"On May 29 Turkish Foreign Minister Ali Babacan publicly denied newspaper reports that Ankara had offered water to Syria in return for engaging in indirect peace negotiations with Israel (CNNTurk, May 30)...
"At least some of the speculation, however, appears to be coming out of Israel rather than domestic opposition parties inside Turkey. On May 26 the Israeli newspaper Ma’ariv ran a report quoting Alon Li’el, the former director general of the Israeli Foreign Ministry, as claiming that in the event of a comprehensive peace settlement, Syria would be prepared to allow Israel to continue to use water from the Golan Heights in return for Turkish water...

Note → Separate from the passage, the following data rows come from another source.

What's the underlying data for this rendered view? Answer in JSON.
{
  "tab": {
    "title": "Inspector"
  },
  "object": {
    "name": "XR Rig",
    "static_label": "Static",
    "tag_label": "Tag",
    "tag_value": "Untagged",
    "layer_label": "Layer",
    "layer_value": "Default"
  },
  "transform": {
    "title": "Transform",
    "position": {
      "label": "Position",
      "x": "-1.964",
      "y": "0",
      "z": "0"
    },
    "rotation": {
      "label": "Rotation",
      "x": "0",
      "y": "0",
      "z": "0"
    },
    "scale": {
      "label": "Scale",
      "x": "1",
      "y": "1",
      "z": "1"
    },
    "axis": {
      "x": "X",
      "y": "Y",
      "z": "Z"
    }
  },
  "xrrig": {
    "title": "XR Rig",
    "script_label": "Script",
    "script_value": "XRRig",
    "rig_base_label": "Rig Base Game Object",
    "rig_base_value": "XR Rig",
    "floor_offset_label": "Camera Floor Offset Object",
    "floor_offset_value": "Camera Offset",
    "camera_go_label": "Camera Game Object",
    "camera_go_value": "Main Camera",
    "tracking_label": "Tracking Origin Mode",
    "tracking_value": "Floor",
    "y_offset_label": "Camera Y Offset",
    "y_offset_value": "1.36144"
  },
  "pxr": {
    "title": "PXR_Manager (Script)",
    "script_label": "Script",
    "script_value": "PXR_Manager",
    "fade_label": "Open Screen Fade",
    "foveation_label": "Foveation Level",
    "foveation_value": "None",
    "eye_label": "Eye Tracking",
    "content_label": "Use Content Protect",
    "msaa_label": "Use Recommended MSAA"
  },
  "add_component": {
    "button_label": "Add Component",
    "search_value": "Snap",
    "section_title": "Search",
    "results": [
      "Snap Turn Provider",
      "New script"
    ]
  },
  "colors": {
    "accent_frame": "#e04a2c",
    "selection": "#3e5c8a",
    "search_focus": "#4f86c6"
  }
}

"'Only recently, the Syrians officially told the Turks that they are prepared to let Israel continue to use the water sources on the Golan Heights after a withdrawal on condition that the Turks compensate them with water supplies and assistance in setting up desalination plants,' Ma’ariv quoted Li’el as saying. 'I visited Turkey a few weeks ago, and I know from my talks with senior officials there that the subject is on the agenda. In question would be a significant increase in Turkey's water supply to Syria and a Turkish readiness to sell us a large quantity of water as well' (Ma’ariv, May 26).
"There has even been speculation that Turkey could revive its plans for a 'Peace Canal.' When they were first discussed in early 1990s, the plans envisaged the transportation of Turkish water to Syria, Lebanon, Jordan, Israel, the territory currently administered by the Palestinian National Authority (PNA) and perhaps even Saudi Arabia (Ma’ariv, May 26). More recently, in 2004, Turkey and Israel signed an agreement under which Israel would import 50 million cubic meters of water per year from Turkey for a period of 20 years. Implementation of the agreement was indefinitely postponed in 2006, however, not least because it would be cheaper for Israel simply to build more desalination plants (see EDM, April 4).
"Regardless of whether Li’el’s claims are true, there is no doubt that Syria is eager to receive more water from Turkey, particularly from the Euphrates, which rises in Anatolia before flowing through Syria and Iraq. Under an agreement signed in 1987, Turkey guarantees a water flow of 500 cubic meters a second to Syria. However, Damascus has long argued that it needs more water in order to support its growing population."
Turkey, however, is facing a water shortage of its own.
(Crossposted to American Footprints)